If the situation changed, there were other formations. The Kel infantry library included thousands, although only a hundred or so were taught as part of Lexicon Primary. You also had to allow for transition time in modulation, especially between less familiar formations. Cheris could feed her soldiers the information through the grid, but it was no substitute for drill.
The march as they swung north steadied Cheris. Here stubby succulents, too low to be credible cover, grew only to be crushed underfoot. The plants gave off a stinging fragrance that attenuated into a watery, cloying sweetness. The regional survey hadn't flagged it as a toxic. Whether the plants had any meaning to the Eels, Cheris didn't know. She would probably leave Dredge, if she left Dredge, without finding out.
Lieutenant Verab alerted her of the enemy sighting via heat pulse. Over the relay, Cheris heard a junior sergeant shouting at someone who had dropped his rifle, a recent recruit who had a talent for botching things.
The Eels' field fortifications, which commanded one of the larger hills, looked like a rough shore in a sea of dust, and their patrols carried themselves with a certain sloppiness. But the distant figures stirred in agitation: Cheris was betting they had thought themselves safe.
Of momentary interest was the Eels' banner, which was of green fire and grim shadow with a twisting motif. The Eels called themselves the Society of the Flourish, although the hexarchate didn't use this name. Taking away people's names denied their power, a lesson Cheris tried not to think about.
Cheris snapped, "Unfurl Kel banner. Advance and fire. I want anything that twitches to die."
The banner-bearers ignited the generator, and fire blazed in the sky. At the heart of the golden flames was the Kel ashhawk, the black bird that burned in its own glory, and beneath it their general's emblem, the Chain of Thorns. Despite Cheris's amusement at Kel design sensibilities – of course the emblem was the flamboyant ashhawk, of course it involved fire – she felt a stinging in her secret heart at the sight of it.
Several green soldiers in Verab's platoon were shooting too rapidly at the guards and not very well. A sergeant, distracted by some other matter, was slow to direct their efforts more usefully, but Verab was already dealing with the issue. Still, better to be shooting than not to be shooting.
The storm started up around them, avoiding the Eel fortifications with dismaying precision.
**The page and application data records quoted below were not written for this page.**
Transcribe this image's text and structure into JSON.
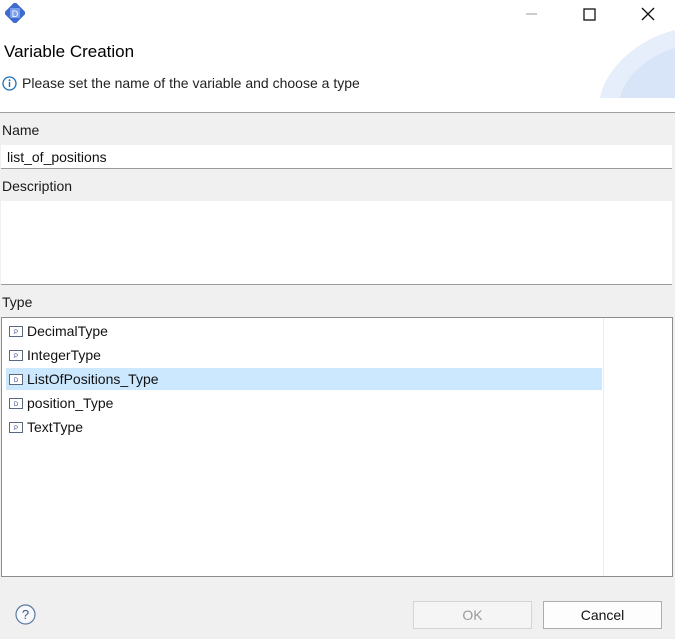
{
  "window": {
    "title_bar": ""
  },
  "header": {
    "title": "Variable Creation",
    "message": "Please set the name of the variable and choose a type"
  },
  "form": {
    "name_label": "Name",
    "name_value": "list_of_positions",
    "description_label": "Description",
    "description_value": "",
    "type_label": "Type",
    "types": [
      {
        "label": "DecimalType",
        "icon": "primitive-type-icon",
        "selected": false
      },
      {
        "label": "IntegerType",
        "icon": "primitive-type-icon",
        "selected": false
      },
      {
        "label": "ListOfPositions_Type",
        "icon": "data-type-icon",
        "selected": true
      },
      {
        "label": "position_Type",
        "icon": "data-type-icon",
        "selected": false
      },
      {
        "label": "TextType",
        "icon": "primitive-type-icon",
        "selected": false
      }
    ]
  },
  "footer": {
    "ok_label": "OK",
    "cancel_label": "Cancel",
    "ok_enabled": false
  },
  "colors": {
    "selection": "#cce8ff",
    "info": "#1e6fb8",
    "app_icon": "#3f6bd1"
  }
}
The world became a tumult of silhouettes. The smell of the earth was pungent, salt-grit-sweet. In the back of her head she realized that the sweetness came from the succulents flowering awake.
They were going to have to wade through the encampment before they could count on safety from the weather. Cheris wondered if the Eels would sacrifice their own so they could direct the storm's full fury against the Kel.
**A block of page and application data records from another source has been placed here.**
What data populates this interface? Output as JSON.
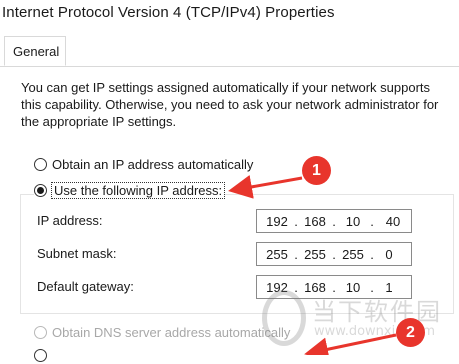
{
  "window": {
    "title": "Internet Protocol Version 4 (TCP/IPv4) Properties"
  },
  "tabs": [
    {
      "label": "General",
      "selected": true
    }
  ],
  "intro_text": "You can get IP settings assigned automatically if your network supports this capability. Otherwise, you need to ask your network administrator for the appropriate IP settings.",
  "ip_options": {
    "auto": {
      "label": "Obtain an IP address automatically",
      "checked": false
    },
    "manual": {
      "label": "Use the following IP address:",
      "checked": true
    }
  },
  "fields": {
    "ip_address": {
      "label": "IP address:",
      "octets": [
        "192",
        "168",
        "10",
        "40"
      ]
    },
    "subnet_mask": {
      "label": "Subnet mask:",
      "octets": [
        "255",
        "255",
        "255",
        "0"
      ]
    },
    "default_gateway": {
      "label": "Default gateway:",
      "octets": [
        "192",
        "168",
        "10",
        "1"
      ]
    }
  },
  "dns_options": {
    "auto": {
      "label": "Obtain DNS server address automatically",
      "checked": false,
      "enabled": false
    }
  },
  "annotations": {
    "marker1": "1",
    "marker2": "2",
    "color": "#e8352c"
  },
  "watermark": {
    "text": "当下软件园",
    "url": "www.downxia.com"
  }
}
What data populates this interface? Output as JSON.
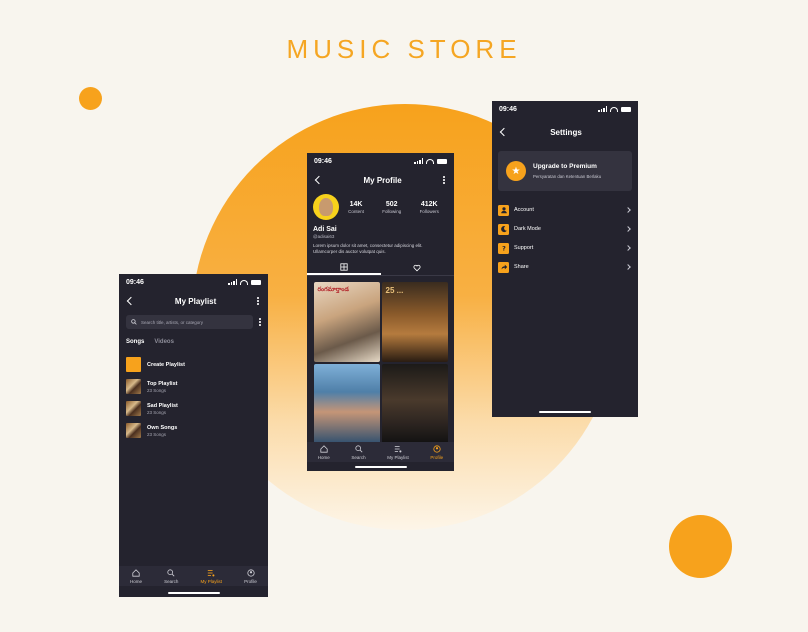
{
  "page": {
    "title": "MUSIC STORE"
  },
  "colors": {
    "accent": "#f7a21c",
    "background": "#f8f5ee",
    "phone_bg": "#24232e"
  },
  "playlist_screen": {
    "time": "09:46",
    "title": "My Playlist",
    "search_placeholder": "Search title, artists, or category",
    "segments": [
      "Songs",
      "Videos"
    ],
    "create_label": "Create Playlist",
    "playlists": [
      {
        "name": "Top Playlist",
        "count": "23 Songs"
      },
      {
        "name": "Sad Playlist",
        "count": "23 Songs"
      },
      {
        "name": "Own Songs",
        "count": "23 Songs"
      }
    ],
    "tabs": [
      "Home",
      "Search",
      "My Playlist",
      "Profile"
    ],
    "active_tab": "My Playlist"
  },
  "profile_screen": {
    "time": "09:46",
    "title": "My Profile",
    "stats": [
      {
        "value": "14K",
        "label": "Content"
      },
      {
        "value": "502",
        "label": "Following"
      },
      {
        "value": "412K",
        "label": "Followers"
      }
    ],
    "name": "Adi Sai",
    "handle": "@adisai63",
    "bio": "Lorem ipsum dolor sit amet, consectetur adipiscing elit. Ullamcorper dis auctor volutpat quis.",
    "posters": [
      {
        "title": "రంగమార్తాండ"
      },
      {
        "title": "25 ..."
      },
      {
        "title": ""
      },
      {
        "title": ""
      }
    ],
    "tabs": [
      "Home",
      "Search",
      "My Playlist",
      "Profile"
    ],
    "active_tab": "Profile"
  },
  "settings_screen": {
    "time": "09:46",
    "title": "Settings",
    "premium_title": "Upgrade to Premium",
    "premium_sub": "Persyaratan dan Ketentuan Berlaku",
    "items": [
      {
        "label": "Account",
        "icon": "user-icon"
      },
      {
        "label": "Dark Mode",
        "icon": "moon-icon"
      },
      {
        "label": "Support",
        "icon": "question-icon"
      },
      {
        "label": "Share",
        "icon": "share-icon"
      }
    ]
  }
}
"Lieutenant, have you got your platoon in hand?" Cheris asked Verab.
For formation fighting, each soldier's state of mind mattered, or else the exotic effects would falter. It was a microcosm of the importance of Doctrine in hexarchate society. Formation instinct, which every Kel was programmed with during academy, was supposed to ensure the necessary cohesion. In practice, it worked better with some than others.
"They'll serve, sir," Verab said, biting off each word.
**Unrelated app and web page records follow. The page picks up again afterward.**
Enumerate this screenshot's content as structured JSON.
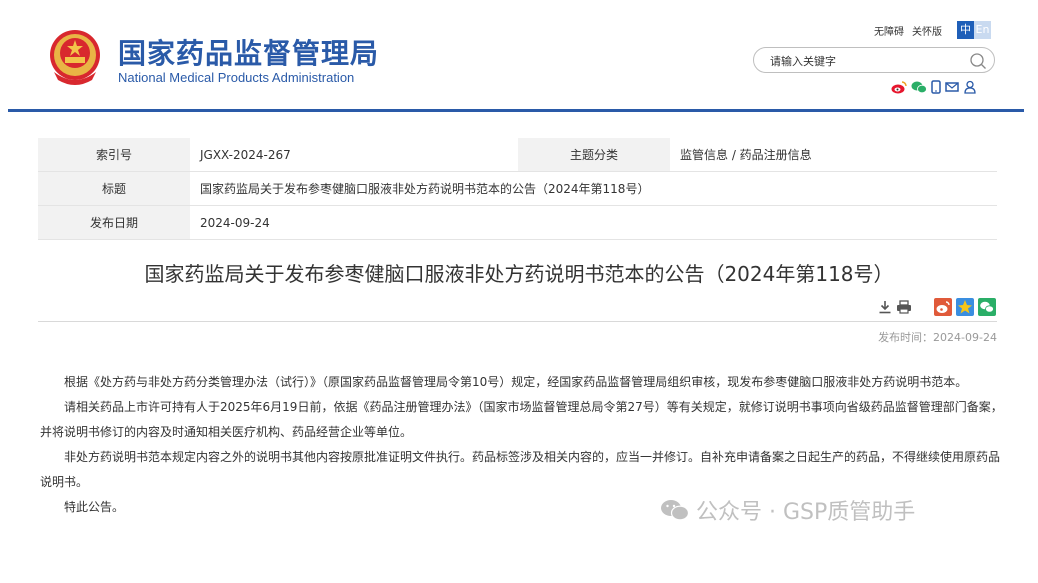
{
  "header": {
    "site_name_cn": "国家药品监督管理局",
    "site_name_en": "National Medical Products Administration",
    "accessibility_link": "无障碍",
    "care_mode_link": "关怀版",
    "lang_zh": "中",
    "lang_en": "En",
    "search_placeholder": "请输入关键字"
  },
  "meta": {
    "index_label": "索引号",
    "index_value": "JGXX-2024-267",
    "category_label": "主题分类",
    "category_value": "监管信息 / 药品注册信息",
    "title_label": "标题",
    "title_value": "国家药监局关于发布参枣健脑口服液非处方药说明书范本的公告（2024年第118号）",
    "date_label": "发布日期",
    "date_value": "2024-09-24"
  },
  "article": {
    "title": "国家药监局关于发布参枣健脑口服液非处方药说明书范本的公告（2024年第118号）",
    "pub_time": "发布时间：2024-09-24",
    "paragraphs": [
      "根据《处方药与非处方药分类管理办法（试行）》（原国家药品监督管理局令第10号）规定，经国家药品监督管理局组织审核，现发布参枣健脑口服液非处方药说明书范本。",
      "请相关药品上市许可持有人于2025年6月19日前，依据《药品注册管理办法》（国家市场监督管理总局令第27号）等有关规定，就修订说明书事项向省级药品监督管理部门备案，并将说明书修订的内容及时通知相关医疗机构、药品经营企业等单位。",
      "非处方药说明书范本规定内容之外的说明书其他内容按原批准证明文件执行。药品标签涉及相关内容的，应当一并修订。自补充申请备案之日起生产的药品，不得继续使用原药品说明书。",
      "特此公告。"
    ]
  },
  "watermark": "公众号 · GSP质管助手",
  "colors": {
    "brand": "#2a5aa8",
    "weibo": "#e6162d",
    "wechat": "#2aae67"
  }
}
"See that they do," Cheris said.
Pre-order Ninefox Gambit now:
Rebellion Store|Amazon US|Amazon UK